Source records:
-- Opening Marker --
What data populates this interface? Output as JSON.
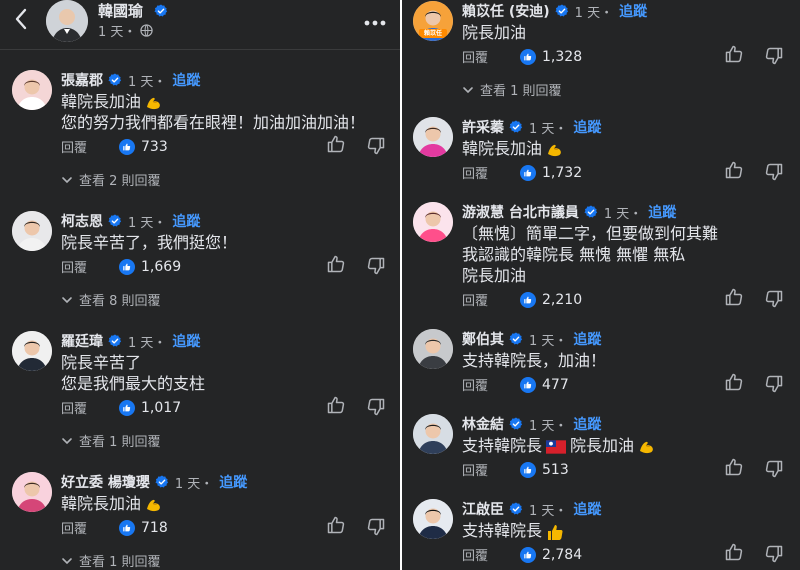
{
  "header": {
    "name": "韓國瑜",
    "meta": "1 天・"
  },
  "common": {
    "time": "1 天・",
    "follow": "追蹤",
    "reply": "回覆"
  },
  "left_comments": [
    {
      "name": "張嘉郡",
      "lines": [
        "韓院長加油",
        "您的努力我們都看在眼裡！加油加油加油！"
      ],
      "likes": "733",
      "replies": "查看 2 則回覆",
      "emoji_line": 0,
      "emoji": "muscle"
    },
    {
      "name": "柯志恩",
      "lines": [
        "院長辛苦了，我們挺您！"
      ],
      "likes": "1,669",
      "replies": "查看 8 則回覆"
    },
    {
      "name": "羅廷瑋",
      "lines": [
        "院長辛苦了",
        "您是我們最大的支柱"
      ],
      "likes": "1,017",
      "replies": "查看 1 則回覆"
    },
    {
      "name": "好立委 楊瓊瓔",
      "lines": [
        "韓院長加油"
      ],
      "likes": "718",
      "replies": "查看 1 則回覆",
      "emoji_line": 0,
      "emoji": "muscle"
    }
  ],
  "right_comments": [
    {
      "name": "賴苡任 (安迪)",
      "lines": [
        "院長加油"
      ],
      "likes": "1,328",
      "replies": "查看 1 則回覆",
      "avatar_label": "賴苡任"
    },
    {
      "name": "許采蓁",
      "lines": [
        "韓院長加油"
      ],
      "likes": "1,732",
      "emoji_line": 0,
      "emoji": "muscle"
    },
    {
      "name": "游淑慧 台北市議員",
      "lines": [
        "〔無愧〕簡單二字，但要做到何其難",
        "我認識的韓院長 無愧 無懼  無私",
        "院長加油"
      ],
      "likes": "2,210"
    },
    {
      "name": "鄭伯其",
      "lines": [
        "支持韓院長，加油！"
      ],
      "likes": "477"
    },
    {
      "name": "林金結",
      "lines": [
        "支持韓院長 院長加油"
      ],
      "likes": "513",
      "emoji": "flag-muscle"
    },
    {
      "name": "江啟臣",
      "lines": [
        "支持韓院長"
      ],
      "likes": "2,784",
      "emoji_line": 0,
      "emoji": "thumbs"
    }
  ],
  "colors": {
    "background": "#242526",
    "text": "#e4e6eb",
    "secondary": "#b0b3b8",
    "accent": "#4599ff",
    "like": "#1877f2"
  },
  "icons": {
    "back": "chevron-left-icon",
    "verified": "verified-badge-icon",
    "globe": "globe-icon",
    "more": "more-horizontal-icon",
    "like": "thumbs-up-icon",
    "dislike": "thumbs-down-icon",
    "expand": "chevron-down-icon"
  }
}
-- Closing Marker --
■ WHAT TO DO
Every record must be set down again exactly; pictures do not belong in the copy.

■ RESPONSE TO THE TASK
What data populates this interface? Output as JSON.
{
  "header": {
    "name": "韓國瑜",
    "meta": "1 天・"
  },
  "common": {
    "time": "1 天・",
    "follow": "追蹤",
    "reply": "回覆"
  },
  "left_comments": [
    {
      "name": "張嘉郡",
      "lines": [
        "韓院長加油",
        "您的努力我們都看在眼裡！加油加油加油！"
      ],
      "likes": "733",
      "replies": "查看 2 則回覆",
      "emoji_line": 0,
      "emoji": "muscle"
    },
    {
      "name": "柯志恩",
      "lines": [
        "院長辛苦了，我們挺您！"
      ],
      "likes": "1,669",
      "replies": "查看 8 則回覆"
    },
    {
      "name": "羅廷瑋",
      "lines": [
        "院長辛苦了",
        "您是我們最大的支柱"
      ],
      "likes": "1,017",
      "replies": "查看 1 則回覆"
    },
    {
      "name": "好立委 楊瓊瓔",
      "lines": [
        "韓院長加油"
      ],
      "likes": "718",
      "replies": "查看 1 則回覆",
      "emoji_line": 0,
      "emoji": "muscle"
    }
  ],
  "right_comments": [
    {
      "name": "賴苡任 (安迪)",
      "lines": [
        "院長加油"
      ],
      "likes": "1,328",
      "replies": "查看 1 則回覆",
      "avatar_label": "賴苡任"
    },
    {
      "name": "許采蓁",
      "lines": [
        "韓院長加油"
      ],
      "likes": "1,732",
      "emoji_line": 0,
      "emoji": "muscle"
    },
    {
      "name": "游淑慧 台北市議員",
      "lines": [
        "〔無愧〕簡單二字，但要做到何其難",
        "我認識的韓院長 無愧 無懼  無私",
        "院長加油"
      ],
      "likes": "2,210"
    },
    {
      "name": "鄭伯其",
      "lines": [
        "支持韓院長，加油！"
      ],
      "likes": "477"
    },
    {
      "name": "林金結",
      "lines": [
        "支持韓院長 院長加油"
      ],
      "likes": "513",
      "emoji": "flag-muscle"
    },
    {
      "name": "江啟臣",
      "lines": [
        "支持韓院長"
      ],
      "likes": "2,784",
      "emoji_line": 0,
      "emoji": "thumbs"
    }
  ],
  "colors": {
    "background": "#242526",
    "text": "#e4e6eb",
    "secondary": "#b0b3b8",
    "accent": "#4599ff",
    "like": "#1877f2"
  },
  "icons": {
    "back": "chevron-left-icon",
    "verified": "verified-badge-icon",
    "globe": "globe-icon",
    "more": "more-horizontal-icon",
    "like": "thumbs-up-icon",
    "dislike": "thumbs-down-icon",
    "expand": "chevron-down-icon"
  }
}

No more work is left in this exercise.